### Instructions to follow
The lines below that include the word "Fisioteràpia" are to be reported.

### Available data

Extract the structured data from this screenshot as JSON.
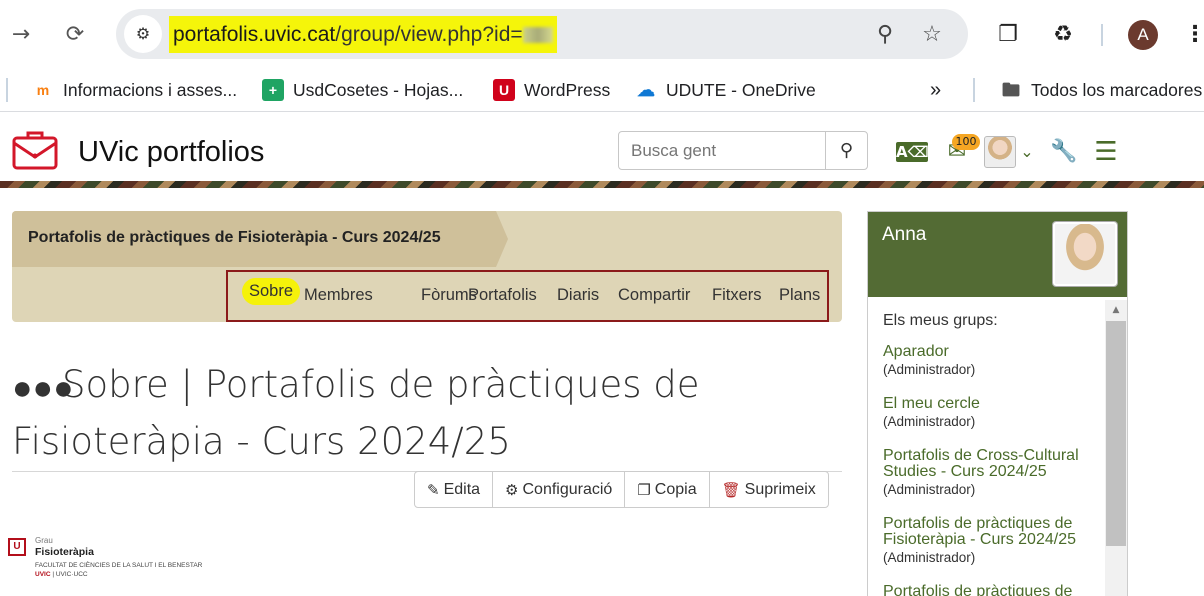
{
  "browser": {
    "url_domain": "portafolis.uvic.cat",
    "url_path": "/group/view.php?id=",
    "bookmarks": [
      {
        "label": "Informacions i asses...",
        "icon": "moodle-icon"
      },
      {
        "label": "UsdCosetes - Hojas...",
        "icon": "sheets-icon"
      },
      {
        "label": "WordPress",
        "icon": "uvic-icon"
      },
      {
        "label": "UDUTE - OneDrive",
        "icon": "onedrive-icon"
      }
    ],
    "all_bookmarks_label": "Todos los marcadores",
    "profile_initial": "A"
  },
  "site": {
    "title": "UVic portfolios",
    "search_placeholder": "Busca gent",
    "inbox_count": "100"
  },
  "group": {
    "title": "Portafolis de pràctiques de Fisioteràpia - Curs 2024/25",
    "tabs": [
      "Sobre",
      "Membres",
      "Fòrums",
      "Portafolis",
      "Diaris",
      "Compartir",
      "Fitxers",
      "Plans"
    ],
    "active_tab": "Sobre"
  },
  "page": {
    "heading": "Sobre | Portafolis de pràctiques de Fisioteràpia - Curs 2024/25",
    "actions": [
      "Edita",
      "Configuració",
      "Copia",
      "Suprimeix"
    ]
  },
  "grau_logo": {
    "small": "Grau",
    "name": "Fisioteràpia",
    "faculty": "FACULTAT DE CIÈNCIES DE LA SALUT I EL BENESTAR",
    "uvic": "UVIC",
    "uvic_rest": "| UVIC·UCC"
  },
  "sidebar": {
    "user_name": "Anna",
    "groups_label": "Els meus grups:",
    "groups": [
      {
        "name": "Aparador",
        "role": "(Administrador)"
      },
      {
        "name": "El meu cercle",
        "role": "(Administrador)"
      },
      {
        "name": "Portafolis de Cross-Cultural Studies - Curs 2024/25",
        "role": "(Administrador)"
      },
      {
        "name": "Portafolis de pràctiques de Fisioteràpia - Curs 2024/25",
        "role": "(Administrador)"
      },
      {
        "name": "Portafolis de pràctiques de",
        "role": ""
      }
    ]
  }
}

### Written reply
    "title": "Portafolis de pràctiques de Fisioteràpia - Curs 2024/25",
    "heading": "Sobre | Portafolis de pràctiques de Fisioteràpia - Curs 2024/25",
    "name": "Fisioteràpia",
        "name": "Portafolis de pràctiques de Fisioteràpia - Curs 2024/25",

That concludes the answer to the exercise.